Groundwater is simply rainfall and snowmelt that has percolated into the ground. In northern Michigan, about one third of our annual 33 inches of precipitation ends up as groundwater. The remainder runs off on the surface to lakes and streams, or is taken up by plants and is lost through evapotranspiration. In the Great Lakes Basin, abundant groundwater is stored in the layers of sand and gravel left behind by the glaciers, and in sandstone and limestone bedrock. The temperature of groundwater is generally the average annual air temperature above the ground. In northern Michigan, this means 50 degrees Fahrenheit all year round. This temperature cools trout streams and provides a nice cool drink in the summer, and it also helps keep small streams from freezing in the winter.

Groundwater flows naturally by gravity through permeable sands and other porous materials, and continues moving downhill until it seeps into wetlands, springs, streams, rivers or lakes. We’ve all seen groundwater percolating into a spring, or felt the cool currents on our feet while swimming in one of our clear lakes. But groundwater discharge to surface water bodies is in fact continuous throughout the bottom of the stream, lake, etc., even though we can’t see it. They are connected, and if you care about a certain babbling brook, you in fact care deeply about the groundwater that makes it what it is. Rivers and streams flow at a velocity measured in feet per second, whereas groundwater flows at a rate of feet per day. This sure and steady seepage provides the base flow that makes a perennial stream flow all year round.

Groundwater also flows unnaturally where the “downhill” direction is altered through the installation of wells and pumps. This pumping creates a “drawdown cone” around the well. If a small well is installed, there is a small blip in the groundwater table. By contrast, if a large well is placed with a large capacity pump, the groundwater table can be altered dramatically. Where there are many large wells, serious regional impacts can take place. The High Plains (Ogallala) aquifer that extends from South Dakota to Texas has been over-pumped for decades, resulting in a lowering of the groundwater table in some areas of over 150 feet. This significant drawdown forces other groundwater users to deepen their wells, increasing their costs and energy requirements. This “mining” of water has created a net loss of groundwater in the High Plains of 340 km³. What would be the effect if this volume of water was taken from Lake Michigan? If spread out over the surface area, this would reduce the lake level by 20 feet.

Large wells can also dry up springs and streams. The most vulnerable springs and streams are those near the headwaters, where flowing tributary groundwater is limited. Ironically, due to FDA requirements, this area is where bottled water companies must install their wells if they want to label the bottle “Spring Water.” Pump a gallon out of the ground in these areas and you lose a gallon in the stream.

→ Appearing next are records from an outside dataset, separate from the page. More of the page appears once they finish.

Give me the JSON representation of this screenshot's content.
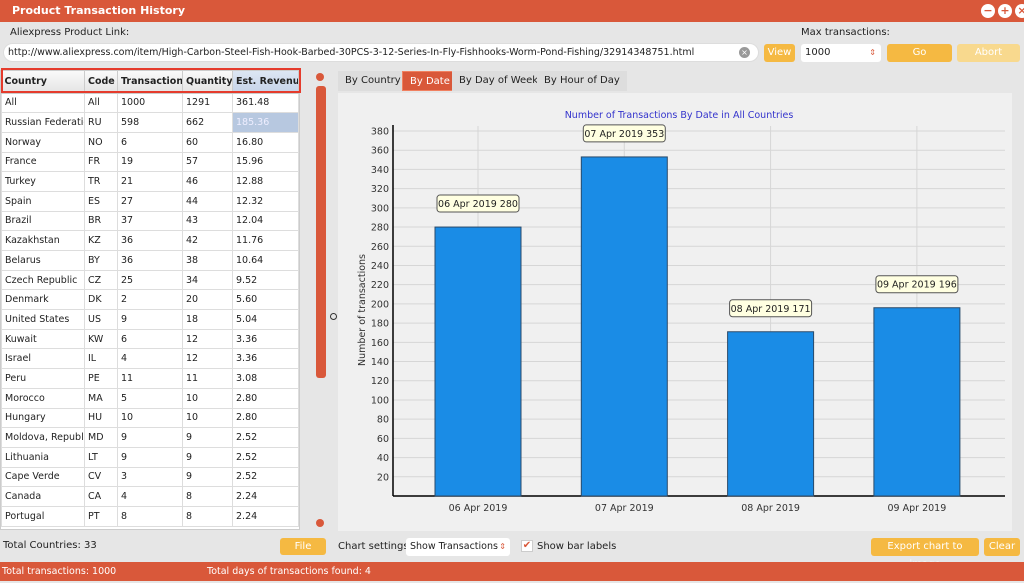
{
  "window": {
    "title": "Product Transaction History"
  },
  "top": {
    "link_label": "Aliexpress Product Link:",
    "url": "http://www.aliexpress.com/item/High-Carbon-Steel-Fish-Hook-Barbed-30PCS-3-12-Series-In-Fly-Fishhooks-Worm-Pond-Fishing/32914348751.html",
    "view": "View",
    "max_label": "Max transactions:",
    "max_value": "1000",
    "go": "Go",
    "abort": "Abort"
  },
  "table": {
    "columns": [
      "Country",
      "Code",
      "Transactions",
      "Quantity",
      "Est. Revenue"
    ],
    "rows": [
      [
        "All",
        "All",
        "1000",
        "1291",
        "361.48"
      ],
      [
        "Russian Federation",
        "RU",
        "598",
        "662",
        "185.36"
      ],
      [
        "Norway",
        "NO",
        "6",
        "60",
        "16.80"
      ],
      [
        "France",
        "FR",
        "19",
        "57",
        "15.96"
      ],
      [
        "Turkey",
        "TR",
        "21",
        "46",
        "12.88"
      ],
      [
        "Spain",
        "ES",
        "27",
        "44",
        "12.32"
      ],
      [
        "Brazil",
        "BR",
        "37",
        "43",
        "12.04"
      ],
      [
        "Kazakhstan",
        "KZ",
        "36",
        "42",
        "11.76"
      ],
      [
        "Belarus",
        "BY",
        "36",
        "38",
        "10.64"
      ],
      [
        "Czech Republic",
        "CZ",
        "25",
        "34",
        "9.52"
      ],
      [
        "Denmark",
        "DK",
        "2",
        "20",
        "5.60"
      ],
      [
        "United States",
        "US",
        "9",
        "18",
        "5.04"
      ],
      [
        "Kuwait",
        "KW",
        "6",
        "12",
        "3.36"
      ],
      [
        "Israel",
        "IL",
        "4",
        "12",
        "3.36"
      ],
      [
        "Peru",
        "PE",
        "11",
        "11",
        "3.08"
      ],
      [
        "Morocco",
        "MA",
        "5",
        "10",
        "2.80"
      ],
      [
        "Hungary",
        "HU",
        "10",
        "10",
        "2.80"
      ],
      [
        "Moldova, Republic",
        "MD",
        "9",
        "9",
        "2.52"
      ],
      [
        "Lithuania",
        "LT",
        "9",
        "9",
        "2.52"
      ],
      [
        "Cape Verde",
        "CV",
        "3",
        "9",
        "2.52"
      ],
      [
        "Canada",
        "CA",
        "4",
        "8",
        "2.24"
      ],
      [
        "Portugal",
        "PT",
        "8",
        "8",
        "2.24"
      ]
    ]
  },
  "tabs": [
    "By Country",
    "By Date",
    "By Day of Week",
    "By Hour of Day"
  ],
  "active_tab": "By Date",
  "chart_data": {
    "type": "bar",
    "title": "Number of Transactions By Date in All Countries",
    "ylabel": "Number of transactions",
    "xlabel": "",
    "categories": [
      "06 Apr 2019",
      "07 Apr 2019",
      "08 Apr 2019",
      "09 Apr 2019"
    ],
    "values": [
      280,
      353,
      171,
      196
    ],
    "bar_labels": [
      "06 Apr 2019 280",
      "07 Apr 2019 353",
      "08 Apr 2019 171",
      "09 Apr 2019 196"
    ],
    "ylim": [
      0,
      380
    ],
    "yticks": [
      20,
      40,
      60,
      80,
      100,
      120,
      140,
      160,
      180,
      200,
      220,
      240,
      260,
      280,
      300,
      320,
      340,
      360,
      380
    ],
    "grid": true,
    "bar_color": "#1a8ce6",
    "title_color": "#3333cc"
  },
  "bottom": {
    "total_countries": "Total Countries: 33",
    "file": "File",
    "chart_settings_label": "Chart settings:",
    "chart_setting": "Show Transactions",
    "show_bar_labels": "Show bar labels",
    "export": "Export chart to image",
    "clear": "Clear"
  },
  "status": {
    "total_transactions": "Total transactions: 1000",
    "total_days": "Total days of transactions found: 4"
  },
  "colors": {
    "accent": "#d9583a",
    "button": "#f5b942",
    "highlight_box": "#e53b2c"
  }
}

Groundwater, springs, wetlands, rivers and lakes are all interconnected. To care about one, is to care about all. Are we taking care of our groundwater in Michigan?

To be continued next time.

Note: I have simplified the discussion above to aid in understanding. Hydrogeology is complicated by a combination of confined, unconfined and perched aquifers, separated by discontinuous layers of less permeable soils (silt, clay and glacial till). In addition, we only know for sure what we find in a soil boring at a specific location, and we must then interpolate between the borings. Our knowledge is dependent on the funds available to install multiple borings.